Architecture graduate students win national design award
CLEMSON — A studio project in the Clemson University School of Architecture has been selected as a winner of the 2017 COTE Top Ten for Students Design Competition. The award is given annually by the American Institute of Architects Committee on the Environment and the Association of the Collegiate Schools of Architecture in recognition of student work that displays sustainable design at the highest level.
The team won for “Landscape in Motion,” a design project to revitalize public green spaces, establish cohesive transportation networks and optimize urban functions.
“The competition’s goal of promoting and advancing an integrated approach to natural systems and technology in the creation of environmentally responsible architectural design is a priority we share,” said Kate Schwennsen, director of the School of Architecture. “We could not be prouder of the ‘Landscape in Motion’ team’s ability to seamlessly integrate innovative, regenerative strategies within broader design concepts.”
Clemson’s winning student team includes three Master of Architecture students: Chris Sandkuhler of Lititz, Pennsylvania; Elizabeth Widaski of Richmond, Texas; and Jimmy Woods of Summerville. Their faculty advisers for the project are: Ufuk Ersoy, assistant professor of architecture; David Franco, assistant professor of architecture; Ulrike Heine, associate professor and associate chair of the School of Architecture; and Henrique Houayek, lecturer of architecture.
In their abstract, the student team writes, “Landscape in Motion is about finding inspiration in the natural movement of our surroundings from nature to city. Ultimately, the goal is to encourage people to live healthier, more sustainable lives helping both themselves and the community.”

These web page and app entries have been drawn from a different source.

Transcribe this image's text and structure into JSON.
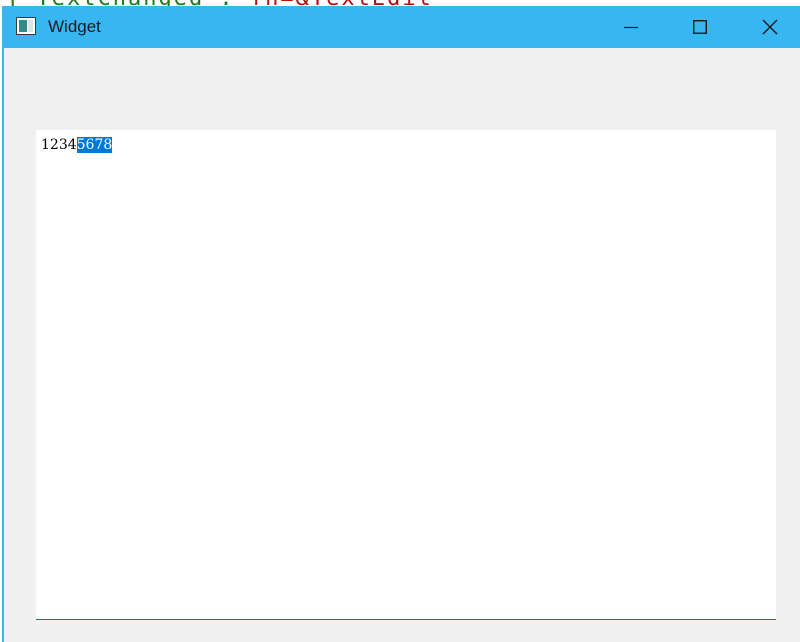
{
  "background_text": {
    "green": "{\"TextChanged\": ",
    "red": "fn=&TextEdit"
  },
  "window": {
    "title": "Widget",
    "title_bar_color": "#38b6f2"
  },
  "title_controls": {
    "minimize_icon": "minimize-icon",
    "maximize_icon": "maximize-icon",
    "close_icon": "close-icon"
  },
  "editor": {
    "text_unselected": "1234",
    "text_selected": "5678",
    "selection_color": "#0078d7"
  }
}
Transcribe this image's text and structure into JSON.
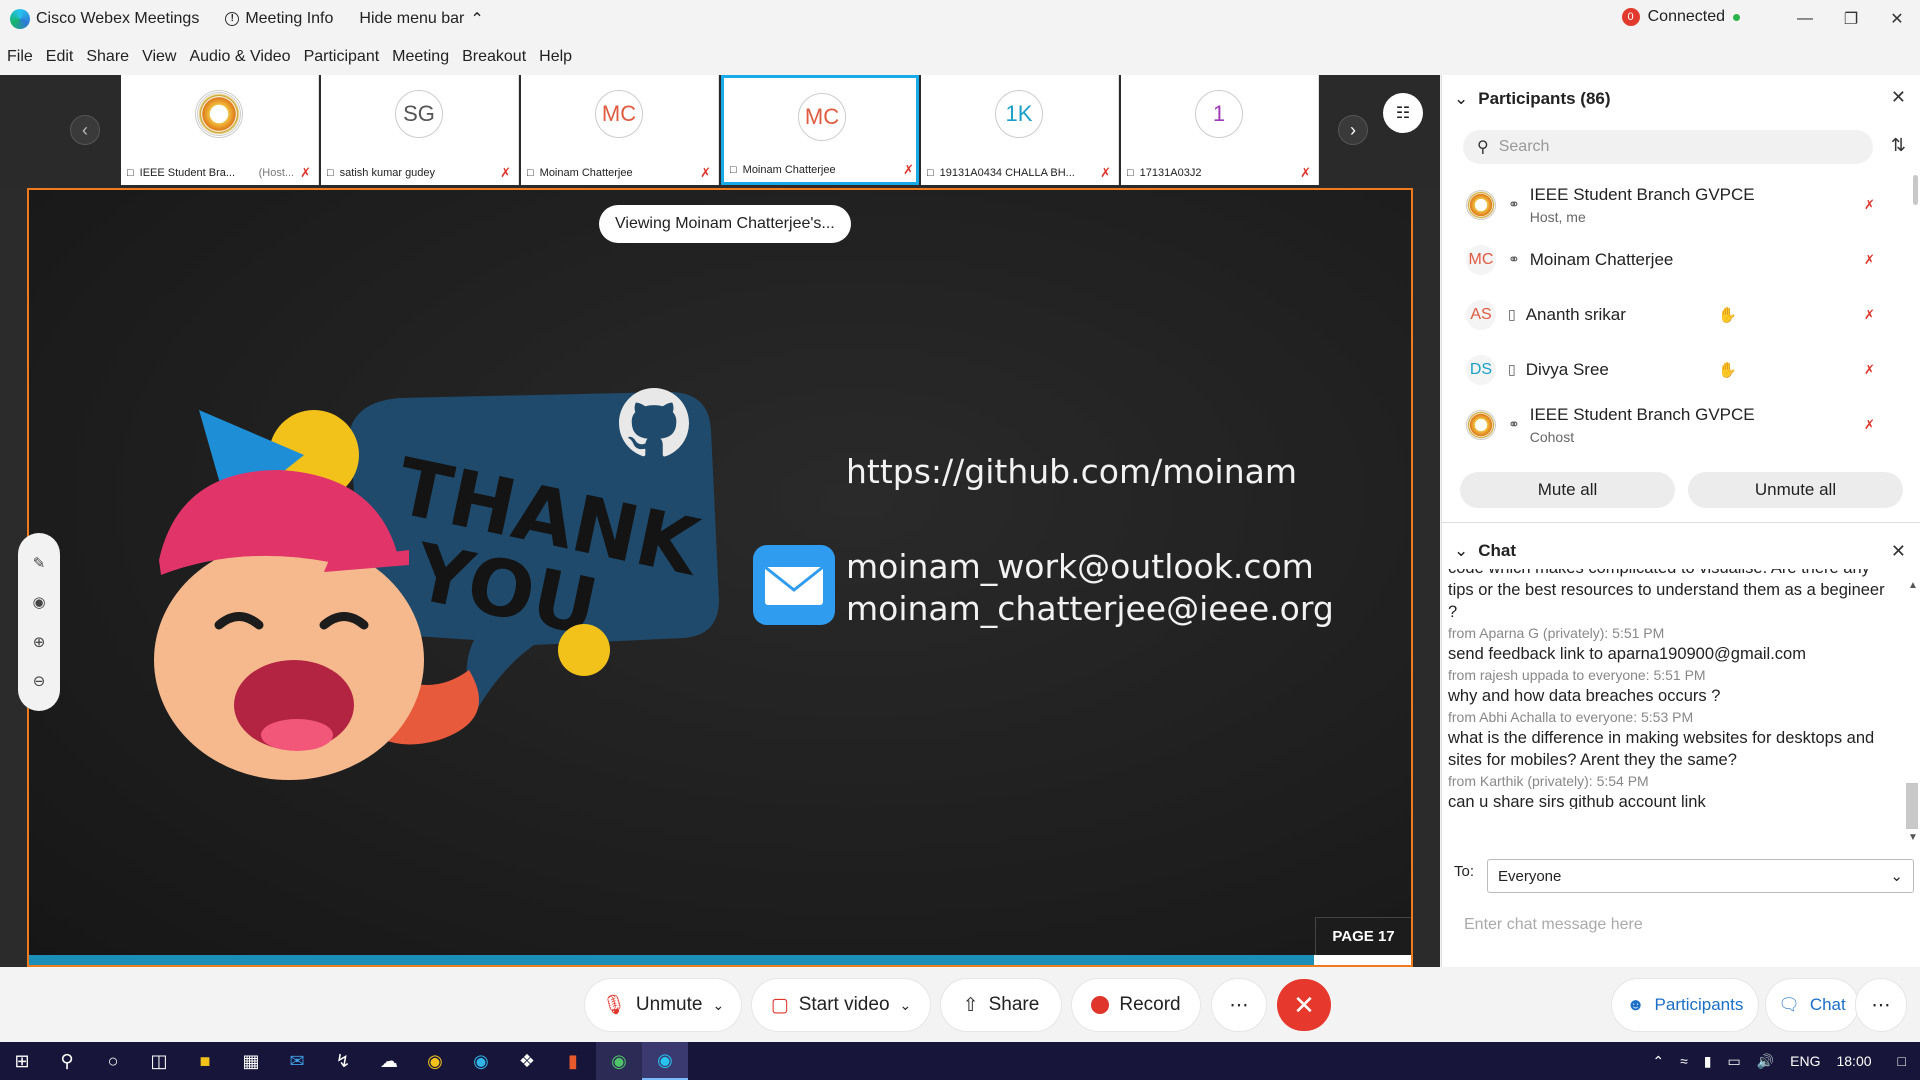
{
  "window": {
    "title": "Cisco Webex Meetings",
    "meeting_info": "Meeting Info",
    "hide_menu": "Hide menu bar",
    "status_badge": "0",
    "status": "Connected"
  },
  "menu": [
    "File",
    "Edit",
    "Share",
    "View",
    "Audio & Video",
    "Participant",
    "Meeting",
    "Breakout",
    "Help"
  ],
  "filmstrip": [
    {
      "initials": "",
      "name": "IEEE Student Bra...",
      "suffix": "(Host...",
      "avatar_color": "#d07a1a",
      "seal": true
    },
    {
      "initials": "SG",
      "name": "satish kumar gudey",
      "avatar_color": "#555555"
    },
    {
      "initials": "MC",
      "name": "Moinam Chatterjee",
      "avatar_color": "#e05a40"
    },
    {
      "initials": "MC",
      "name": "Moinam Chatterjee",
      "avatar_color": "#e05a40",
      "selected": true
    },
    {
      "initials": "1K",
      "name": "19131A0434 CHALLA BH...",
      "avatar_color": "#18a0c8"
    },
    {
      "initials": "1",
      "name": "17131A03J2",
      "avatar_color": "#a03ab8"
    }
  ],
  "share": {
    "viewing": "Viewing Moinam Chatterjee's...",
    "slide": {
      "thank": "THANK",
      "you": "YOU",
      "github_url": "https://github.com/moinam",
      "email1": "moinam_work@outlook.com",
      "email2": "moinam_chatterjee@ieee.org",
      "page": "PAGE 17",
      "progress_fraction": 0.93
    }
  },
  "participants": {
    "title": "Participants (86)",
    "search_placeholder": "Search",
    "list": [
      {
        "initials": "",
        "name": "IEEE Student Branch GVPCE",
        "sub": "Host, me",
        "seal": true,
        "device": "headset"
      },
      {
        "initials": "MC",
        "name": "Moinam Chatterjee",
        "sub": "",
        "color": "#e05a40",
        "device": "headset"
      },
      {
        "initials": "AS",
        "name": "Ananth srikar",
        "sub": "",
        "color": "#e05a40",
        "device": "phone",
        "hand": true
      },
      {
        "initials": "DS",
        "name": "Divya Sree",
        "sub": "",
        "color": "#18a0c8",
        "device": "phone",
        "hand": true
      },
      {
        "initials": "",
        "name": "IEEE Student Branch GVPCE",
        "sub": "Cohost",
        "seal": true,
        "device": "headset"
      }
    ],
    "mute_all": "Mute all",
    "unmute_all": "Unmute all"
  },
  "chat": {
    "title": "Chat",
    "messages": [
      {
        "from": "",
        "text": "code which makes complicated to visualise. Are there any tips  or the best resources to understand them as a begineer  ?"
      },
      {
        "from": "from Aparna G (privately):    5:51 PM",
        "text": "send feedback link to aparna190900@gmail.com"
      },
      {
        "from": "from rajesh uppada to everyone:    5:51 PM",
        "text": "why and how data breaches occurs ?"
      },
      {
        "from": "from Abhi Achalla to everyone:    5:53 PM",
        "text": "what is the difference in making websites for desktops and sites for mobiles? Arent they the same?"
      },
      {
        "from": "from Karthik (privately):    5:54 PM",
        "text": "can u share sirs github account link"
      }
    ],
    "to_label": "To:",
    "to_value": "Everyone",
    "input_placeholder": "Enter chat message here"
  },
  "controls": {
    "unmute": "Unmute",
    "start_video": "Start video",
    "share": "Share",
    "record": "Record",
    "more": "⋯",
    "participants": "Participants",
    "chat": "Chat"
  },
  "taskbar": {
    "lang": "ENG",
    "time": "18:00"
  }
}
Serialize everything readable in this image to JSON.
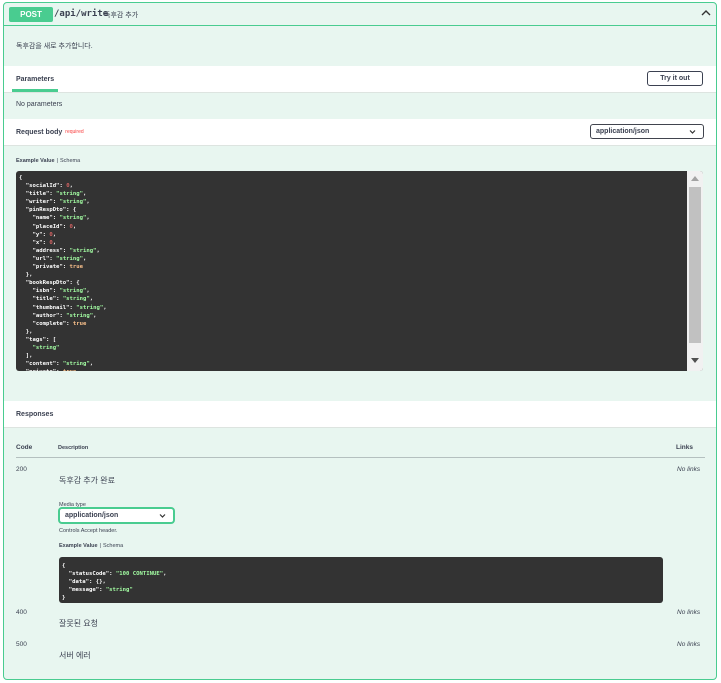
{
  "operation": {
    "method": "POST",
    "path": "/api/write",
    "summary": "독후감 추가",
    "description": "독후감을 새로 추가합니다."
  },
  "parameters": {
    "tab_label": "Parameters",
    "try_label": "Try it out",
    "none_text": "No parameters"
  },
  "request_body": {
    "label": "Request body",
    "required": "required",
    "content_type": "application/json",
    "example_value_label": "Example Value",
    "schema_label": "Schema"
  },
  "responses": {
    "title": "Responses",
    "col_code": "Code",
    "col_description": "Description",
    "col_links": "Links",
    "media_type_label": "Media type",
    "media_type_value": "application/json",
    "controls_text": "Controls Accept header.",
    "example_value_label": "Example Value",
    "schema_label": "Schema",
    "rows": [
      {
        "code": "200",
        "description": "독후감 추가 완료",
        "links": "No links"
      },
      {
        "code": "400",
        "description": "잘못된 요청",
        "links": "No links"
      },
      {
        "code": "500",
        "description": "서버 에러",
        "links": "No links"
      }
    ]
  },
  "colors": {
    "post_green": "#49cc90",
    "block_background": "#e8f6f0",
    "code_background": "#333333",
    "string_green": "#a2fca2",
    "number_red": "#d36363",
    "boolean_orange": "#fcc28c",
    "required_red": "#f93e3e"
  },
  "icons": {
    "collapse": "chevron-up-icon",
    "dropdown": "chevron-down-icon",
    "scroll_up": "triangle-up-icon",
    "scroll_down": "triangle-down-icon"
  }
}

According to the COTE Top 10 competition website, entries are judged on their success in addressing an array of sustainability measures: design and innovation, integration with their community, land use and effect on site ecology, bioclimatic design, energy and water use, approach to light and air, materials and construction, long-life considerations and feedback loops. Winning responses demonstrated creative and innovative integration of daylighting, materials, water, energy and ecological systems, through a cohesive and beautiful architectural understanding. Entries were also judged for the success with which the project has met its individual requirements, with particular emphasis on design excellence.
“Landscape in Motion” will be exhibited at the American Institute of Architects’ National Convention in Orlando later this week.
Jurors for the 2017 COTE Top Ten for Students Design Competition are Jessica Nutz, University of North Carolina at Charlotte; John Quale, University of New Mexico; Holly Samuelson, Harvard University; Lisa Matthiessen, U.S. Green Building Council; and Greg Mella, SmithgroupJJR.
“Landscape in Motion” is a design project to revitalize public green spaces, establish cohesive transportation networks and optimize urban functions. A civic center offers the city a much-needed gathering space for conferences and exhibitions and a bus terminal acts as a transportation hub for the region while offering free bus services. This allows people of all socioeconomic backgrounds and lifestyles to access the downtown and their various workplaces in the region. The redesigned city block extends a designed green space from the city park’s waterfall through the center of the site, terminating it at the site’s northwest corner. This creates an opportunity to educate the public on the landscape of the area and how to bring sustainability into their lives. The project also inspires activity, offering myriad pedestrian paths, biking routes and a connection to the trails of the park. “Landscape in Motion” is about finding inspiration in the natural movement of our surroundings from nature to city. Ultimately, the goal is to encourage people to live healthier, more sustainable lives helping both themselves and the community.